Barney's Blog

Blog archive

IE 10 'Do Not Track' Tracked in D.C.

Even when Microsoft does good it gets knocked around. Take Do Not Track (DNT). This does as it says if data brokers comply. The W3C Web standard will make it so your clickstream data isn't collected by data-hungry Web marketers who love to use it against you. Oh, and this data gets passed around more than playing cards at a Penn & Teller show.

Microsoft thought it was doing a good thing when it decided it (DNT) should be a default setting in IE 10. I mean, how much trouble do we all get into when we neglect to do something we probably should and don't know we can do?

For some reason the W3C thinks we should all opt-in to Do Not Track as if everyone understands the concept of clickstream data. A little optimistic, no?

So who's giving Redmond this hard time?
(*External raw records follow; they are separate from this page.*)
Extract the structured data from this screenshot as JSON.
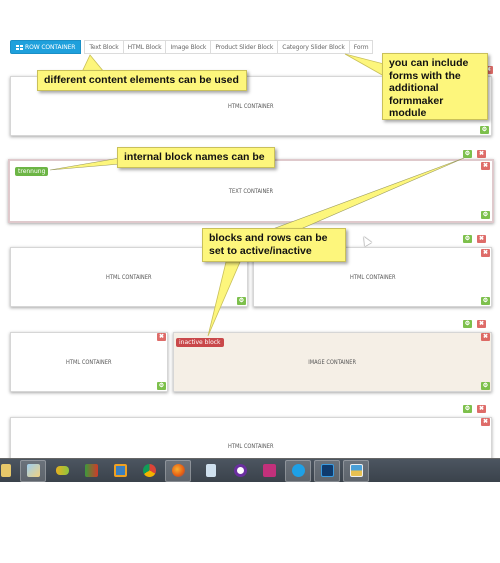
{
  "toolbar": {
    "items": [
      {
        "label": "ROW CONTAINER",
        "icon": "grid-icon",
        "primary": true
      },
      {
        "label": "Text Block"
      },
      {
        "label": "HTML Block"
      },
      {
        "label": "Image Block"
      },
      {
        "label": "Product Slider Block"
      },
      {
        "label": "Category Slider Block"
      },
      {
        "label": "Form"
      }
    ]
  },
  "rows": [
    {
      "blocks": [
        {
          "label": "HTML CONTAINER"
        }
      ]
    },
    {
      "blocks": [
        {
          "label": "TEXT CONTAINER",
          "name_tag": "trennung"
        }
      ]
    },
    {
      "blocks": [
        {
          "label": "HTML CONTAINER"
        },
        {
          "label": "HTML CONTAINER"
        }
      ]
    },
    {
      "blocks": [
        {
          "label": "HTML CONTAINER"
        },
        {
          "label": "IMAGE CONTAINER",
          "status_tag": "inactive block"
        }
      ]
    },
    {
      "blocks": [
        {
          "label": "HTML CONTAINER"
        }
      ]
    }
  ],
  "controls": {
    "settings_icon": "settings-icon",
    "delete_symbol": "✖",
    "settings_symbol": "⚙"
  },
  "callouts": {
    "content_elements": "different content elements can be used",
    "forms": "you can include forms with the additional formmaker module",
    "block_names": "internal block names can be",
    "active_inactive": "blocks and rows can be set to active/inactive"
  },
  "taskbar": {
    "apps": [
      "explorer",
      "paint",
      "messenger",
      "acrobat",
      "media-player",
      "chrome",
      "firefox",
      "calculator",
      "app-purple",
      "indesign",
      "skype",
      "photoshop",
      "photo-viewer"
    ],
    "active_app": "firefox"
  },
  "colors": {
    "primary": "#1ea0dc",
    "green": "#7dc04c",
    "red": "#d9534f",
    "callout": "#fdf67c",
    "inactive_bg": "#f5efe6"
  }
}
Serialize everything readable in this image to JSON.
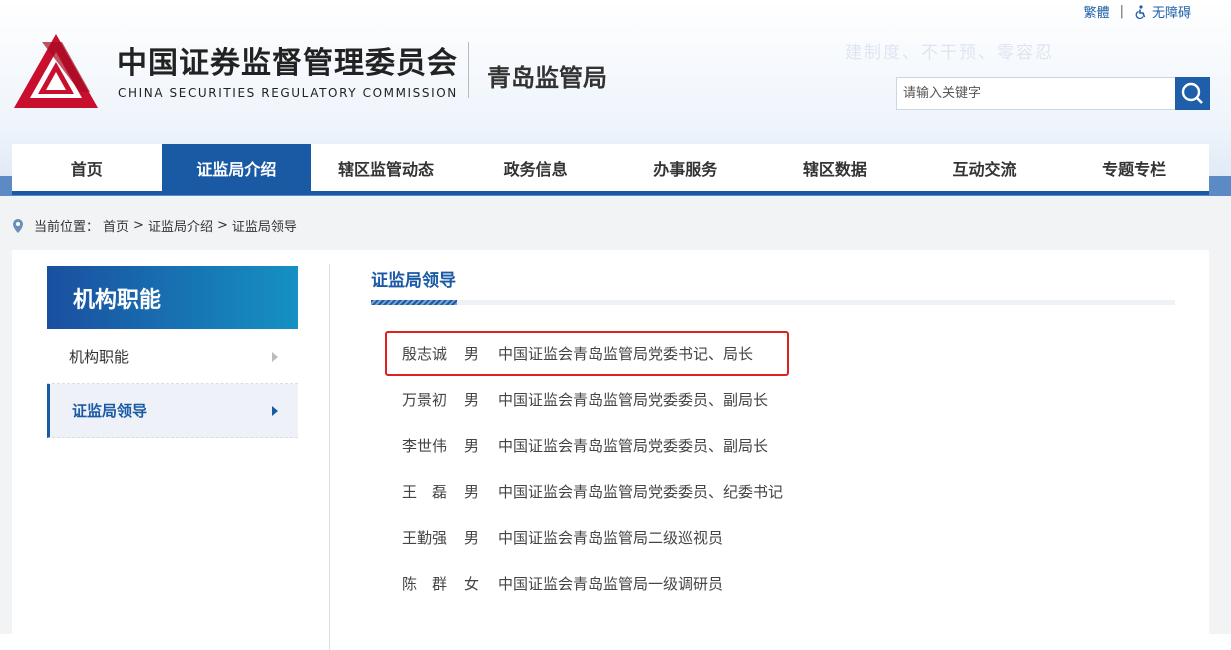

The U.S. government

The spec, which like most Web specs is almost never really done, was the subject of a meeting of the Congressional Bi-Partisan Privacy Caucus (and it was a fan of Microsoft's default ways).

The FTC fought Microsoft on antitrust grounds in the '90s. Now, at least one Commissioner doesn't like Microsoft deciding on what is best for consumers when it comes to Do Not Track.

But just as you can opt-in, can't you opt-out FTC?

Whose side are you on? Cast your vote at dbarney@redmondmag.com.

Posted by Doug Barney on 06/25/2012 at 1:19 PM


Featured

  • Microsoft Shifting Away from Office 365 Brand Name in April

    Microsoft on Monday announced coming product naming changes, where "Office 365" is mostly getting replaced by the "Microsoft 365" brand.

  • Microsoft Grows Services Amid COVID-19

    Microsoft in a Saturday announcement recapped how its services have been affected by "shelter-in-place" governmental mandates in the last week, providing details on growth stats and prioritizations.

  • Microsoft Adds 6 More Months to Expiring Certification Programs

    Microsoft has announced an extension to the end date of three certification programs slated for retirement.

  • Microsoft's Surface Pro X: It's Like the Surface RT, But Better

    There's a lot about the Surface Pro X that's reminiscent of the ill-fated Surface RT. But despite the similarities, this might just be one of the rare cases where the sequel is better than the original.

comments powered by Disqus

Office 365 Watch

Sign up for our newsletter.

Terms and Privacy Policy consent

I agree to this site's Privacy Policy.